### Problem description
Type out the data below in its entirety, exactly as given.

### Stored data
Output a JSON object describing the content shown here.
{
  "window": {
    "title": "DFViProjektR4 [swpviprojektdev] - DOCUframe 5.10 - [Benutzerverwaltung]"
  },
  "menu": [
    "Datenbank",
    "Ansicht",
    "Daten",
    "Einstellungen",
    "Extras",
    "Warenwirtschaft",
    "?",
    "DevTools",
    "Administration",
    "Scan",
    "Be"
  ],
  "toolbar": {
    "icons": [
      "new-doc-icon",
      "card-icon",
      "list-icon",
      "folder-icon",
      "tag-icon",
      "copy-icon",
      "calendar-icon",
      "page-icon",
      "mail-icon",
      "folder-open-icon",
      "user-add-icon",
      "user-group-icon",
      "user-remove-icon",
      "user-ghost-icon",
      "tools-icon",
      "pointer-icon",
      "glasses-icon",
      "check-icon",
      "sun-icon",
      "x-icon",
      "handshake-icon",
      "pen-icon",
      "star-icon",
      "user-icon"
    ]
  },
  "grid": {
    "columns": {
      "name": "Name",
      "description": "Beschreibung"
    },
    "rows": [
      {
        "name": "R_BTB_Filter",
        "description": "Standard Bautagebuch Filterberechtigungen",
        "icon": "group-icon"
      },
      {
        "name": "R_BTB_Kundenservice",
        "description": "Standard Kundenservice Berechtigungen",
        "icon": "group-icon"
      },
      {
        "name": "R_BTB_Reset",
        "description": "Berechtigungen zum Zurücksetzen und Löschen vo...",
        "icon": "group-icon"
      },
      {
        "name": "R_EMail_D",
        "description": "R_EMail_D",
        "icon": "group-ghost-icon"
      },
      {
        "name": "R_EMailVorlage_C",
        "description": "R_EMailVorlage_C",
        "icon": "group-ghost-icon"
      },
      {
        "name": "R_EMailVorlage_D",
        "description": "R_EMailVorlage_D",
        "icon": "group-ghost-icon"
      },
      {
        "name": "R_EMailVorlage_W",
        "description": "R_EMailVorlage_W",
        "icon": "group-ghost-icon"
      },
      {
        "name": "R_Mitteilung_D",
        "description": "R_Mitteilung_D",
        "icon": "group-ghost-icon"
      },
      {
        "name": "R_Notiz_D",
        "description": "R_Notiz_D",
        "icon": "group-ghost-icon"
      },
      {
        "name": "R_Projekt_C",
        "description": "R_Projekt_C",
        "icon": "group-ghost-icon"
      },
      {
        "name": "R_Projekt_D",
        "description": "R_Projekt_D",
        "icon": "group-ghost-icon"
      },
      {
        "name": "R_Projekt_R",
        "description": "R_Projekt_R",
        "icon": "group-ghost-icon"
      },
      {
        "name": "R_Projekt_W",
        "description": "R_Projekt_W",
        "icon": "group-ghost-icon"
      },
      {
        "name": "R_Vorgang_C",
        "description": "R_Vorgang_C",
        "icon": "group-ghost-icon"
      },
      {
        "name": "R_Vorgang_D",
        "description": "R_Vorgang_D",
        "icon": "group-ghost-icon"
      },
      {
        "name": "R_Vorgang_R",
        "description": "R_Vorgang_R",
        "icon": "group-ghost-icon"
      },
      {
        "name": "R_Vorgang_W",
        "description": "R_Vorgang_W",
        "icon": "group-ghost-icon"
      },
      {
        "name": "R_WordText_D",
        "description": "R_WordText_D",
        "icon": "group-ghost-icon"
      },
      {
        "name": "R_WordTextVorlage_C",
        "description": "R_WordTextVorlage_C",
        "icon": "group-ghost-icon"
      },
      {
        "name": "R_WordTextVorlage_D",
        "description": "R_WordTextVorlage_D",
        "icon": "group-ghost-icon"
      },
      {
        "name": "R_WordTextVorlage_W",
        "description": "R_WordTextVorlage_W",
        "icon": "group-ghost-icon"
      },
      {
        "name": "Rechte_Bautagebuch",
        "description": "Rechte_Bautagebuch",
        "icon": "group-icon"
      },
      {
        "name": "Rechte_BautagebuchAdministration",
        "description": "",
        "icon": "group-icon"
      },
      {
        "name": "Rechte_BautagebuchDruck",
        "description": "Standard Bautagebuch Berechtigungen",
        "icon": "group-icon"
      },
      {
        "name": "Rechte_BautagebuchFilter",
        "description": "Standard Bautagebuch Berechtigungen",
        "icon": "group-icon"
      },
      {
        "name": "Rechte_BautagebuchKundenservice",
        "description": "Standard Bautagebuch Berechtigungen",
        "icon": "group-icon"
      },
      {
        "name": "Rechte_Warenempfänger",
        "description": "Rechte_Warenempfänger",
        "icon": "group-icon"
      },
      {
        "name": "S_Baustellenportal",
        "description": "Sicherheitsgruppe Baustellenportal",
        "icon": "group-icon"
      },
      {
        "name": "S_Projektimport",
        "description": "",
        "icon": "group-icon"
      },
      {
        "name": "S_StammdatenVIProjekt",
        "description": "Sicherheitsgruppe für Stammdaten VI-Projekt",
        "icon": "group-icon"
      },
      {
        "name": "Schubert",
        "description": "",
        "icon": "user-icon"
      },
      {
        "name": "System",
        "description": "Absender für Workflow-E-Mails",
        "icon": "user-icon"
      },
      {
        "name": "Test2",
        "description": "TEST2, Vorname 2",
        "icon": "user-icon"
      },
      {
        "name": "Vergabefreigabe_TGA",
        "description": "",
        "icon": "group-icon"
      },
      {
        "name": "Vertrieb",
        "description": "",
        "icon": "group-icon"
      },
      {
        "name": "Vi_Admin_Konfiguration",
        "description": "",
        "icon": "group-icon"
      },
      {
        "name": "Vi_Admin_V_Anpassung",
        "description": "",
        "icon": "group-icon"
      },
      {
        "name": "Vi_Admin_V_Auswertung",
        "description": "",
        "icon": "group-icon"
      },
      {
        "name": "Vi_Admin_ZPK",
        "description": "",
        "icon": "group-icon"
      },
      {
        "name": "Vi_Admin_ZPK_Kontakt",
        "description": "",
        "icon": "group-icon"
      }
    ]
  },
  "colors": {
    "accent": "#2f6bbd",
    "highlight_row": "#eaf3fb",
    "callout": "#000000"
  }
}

### Exercise solution
Output a JSON object describing the content shown here.
{
  "window": {
    "title": "DFViProjektR4 [swpviprojektdev] - DOCUframe 5.10 - [Benutzerverwaltung]"
  },
  "menu": [
    "Datenbank",
    "Ansicht",
    "Daten",
    "Einstellungen",
    "Extras",
    "Warenwirtschaft",
    "?",
    "DevTools",
    "Administration",
    "Scan",
    "Be"
  ],
  "toolbar": {
    "icons": [
      "new-doc-icon",
      "card-icon",
      "list-icon",
      "folder-icon",
      "tag-icon",
      "copy-icon",
      "calendar-icon",
      "page-icon",
      "mail-icon",
      "folder-open-icon",
      "user-add-icon",
      "user-group-icon",
      "user-remove-icon",
      "user-ghost-icon",
      "tools-icon",
      "pointer-icon",
      "glasses-icon",
      "check-icon",
      "sun-icon",
      "x-icon",
      "handshake-icon",
      "pen-icon",
      "star-icon",
      "user-icon"
    ]
  },
  "grid": {
    "columns": {
      "name": "Name",
      "description": "Beschreibung"
    },
    "rows": [
      {
        "name": "R_BTB_Filter",
        "description": "Standard Bautagebuch Filterberechtigungen",
        "icon": "group-icon"
      },
      {
        "name": "R_BTB_Kundenservice",
        "description": "Standard Kundenservice Berechtigungen",
        "icon": "group-icon"
      },
      {
        "name": "R_BTB_Reset",
        "description": "Berechtigungen zum Zurücksetzen und Löschen vo...",
        "icon": "group-icon"
      },
      {
        "name": "R_EMail_D",
        "description": "R_EMail_D",
        "icon": "group-ghost-icon"
      },
      {
        "name": "R_EMailVorlage_C",
        "description": "R_EMailVorlage_C",
        "icon": "group-ghost-icon"
      },
      {
        "name": "R_EMailVorlage_D",
        "description": "R_EMailVorlage_D",
        "icon": "group-ghost-icon"
      },
      {
        "name": "R_EMailVorlage_W",
        "description": "R_EMailVorlage_W",
        "icon": "group-ghost-icon"
      },
      {
        "name": "R_Mitteilung_D",
        "description": "R_Mitteilung_D",
        "icon": "group-ghost-icon"
      },
      {
        "name": "R_Notiz_D",
        "description": "R_Notiz_D",
        "icon": "group-ghost-icon"
      },
      {
        "name": "R_Projekt_C",
        "description": "R_Projekt_C",
        "icon": "group-ghost-icon"
      },
      {
        "name": "R_Projekt_D",
        "description": "R_Projekt_D",
        "icon": "group-ghost-icon"
      },
      {
        "name": "R_Projekt_R",
        "description": "R_Projekt_R",
        "icon": "group-ghost-icon"
      },
      {
        "name": "R_Projekt_W",
        "description": "R_Projekt_W",
        "icon": "group-ghost-icon"
      },
      {
        "name": "R_Vorgang_C",
        "description": "R_Vorgang_C",
        "icon": "group-ghost-icon"
      },
      {
        "name": "R_Vorgang_D",
        "description": "R_Vorgang_D",
        "icon": "group-ghost-icon"
      },
      {
        "name": "R_Vorgang_R",
        "description": "R_Vorgang_R",
        "icon": "group-ghost-icon"
      },
      {
        "name": "R_Vorgang_W",
        "description": "R_Vorgang_W",
        "icon": "group-ghost-icon"
      },
      {
        "name": "R_WordText_D",
        "description": "R_WordText_D",
        "icon": "group-ghost-icon"
      },
      {
        "name": "R_WordTextVorlage_C",
        "description": "R_WordTextVorlage_C",
        "icon": "group-ghost-icon"
      },
      {
        "name": "R_WordTextVorlage_D",
        "description": "R_WordTextVorlage_D",
        "icon": "group-ghost-icon"
      },
      {
        "name": "R_WordTextVorlage_W",
        "description": "R_WordTextVorlage_W",
        "icon": "group-ghost-icon"
      },
      {
        "name": "Rechte_Bautagebuch",
        "description": "Rechte_Bautagebuch",
        "icon": "group-icon"
      },
      {
        "name": "Rechte_BautagebuchAdministration",
        "description": "",
        "icon": "group-icon"
      },
      {
        "name": "Rechte_BautagebuchDruck",
        "description": "Standard Bautagebuch Berechtigungen",
        "icon": "group-icon"
      },
      {
        "name": "Rechte_BautagebuchFilter",
        "description": "Standard Bautagebuch Berechtigungen",
        "icon": "group-icon"
      },
      {
        "name": "Rechte_BautagebuchKundenservice",
        "description": "Standard Bautagebuch Berechtigungen",
        "icon": "group-icon"
      },
      {
        "name": "Rechte_Warenempfänger",
        "description": "Rechte_Warenempfänger",
        "icon": "group-icon"
      },
      {
        "name": "S_Baustellenportal",
        "description": "Sicherheitsgruppe Baustellenportal",
        "icon": "group-icon"
      },
      {
        "name": "S_Projektimport",
        "description": "",
        "icon": "group-icon"
      },
      {
        "name": "S_StammdatenVIProjekt",
        "description": "Sicherheitsgruppe für Stammdaten VI-Projekt",
        "icon": "group-icon"
      },
      {
        "name": "Schubert",
        "description": "",
        "icon": "user-icon"
      },
      {
        "name": "System",
        "description": "Absender für Workflow-E-Mails",
        "icon": "user-icon"
      },
      {
        "name": "Test2",
        "description": "TEST2, Vorname 2",
        "icon": "user-icon"
      },
      {
        "name": "Vergabefreigabe_TGA",
        "description": "",
        "icon": "group-icon"
      },
      {
        "name": "Vertrieb",
        "description": "",
        "icon": "group-icon"
      },
      {
        "name": "Vi_Admin_Konfiguration",
        "description": "",
        "icon": "group-icon"
      },
      {
        "name": "Vi_Admin_V_Anpassung",
        "description": "",
        "icon": "group-icon"
      },
      {
        "name": "Vi_Admin_V_Auswertung",
        "description": "",
        "icon": "group-icon"
      },
      {
        "name": "Vi_Admin_ZPK",
        "description": "",
        "icon": "group-icon"
      },
      {
        "name": "Vi_Admin_ZPK_Kontakt",
        "description": "",
        "icon": "group-icon"
      }
    ]
  },
  "colors": {
    "accent": "#2f6bbd",
    "highlight_row": "#eaf3fb",
    "callout": "#000000"
  }
}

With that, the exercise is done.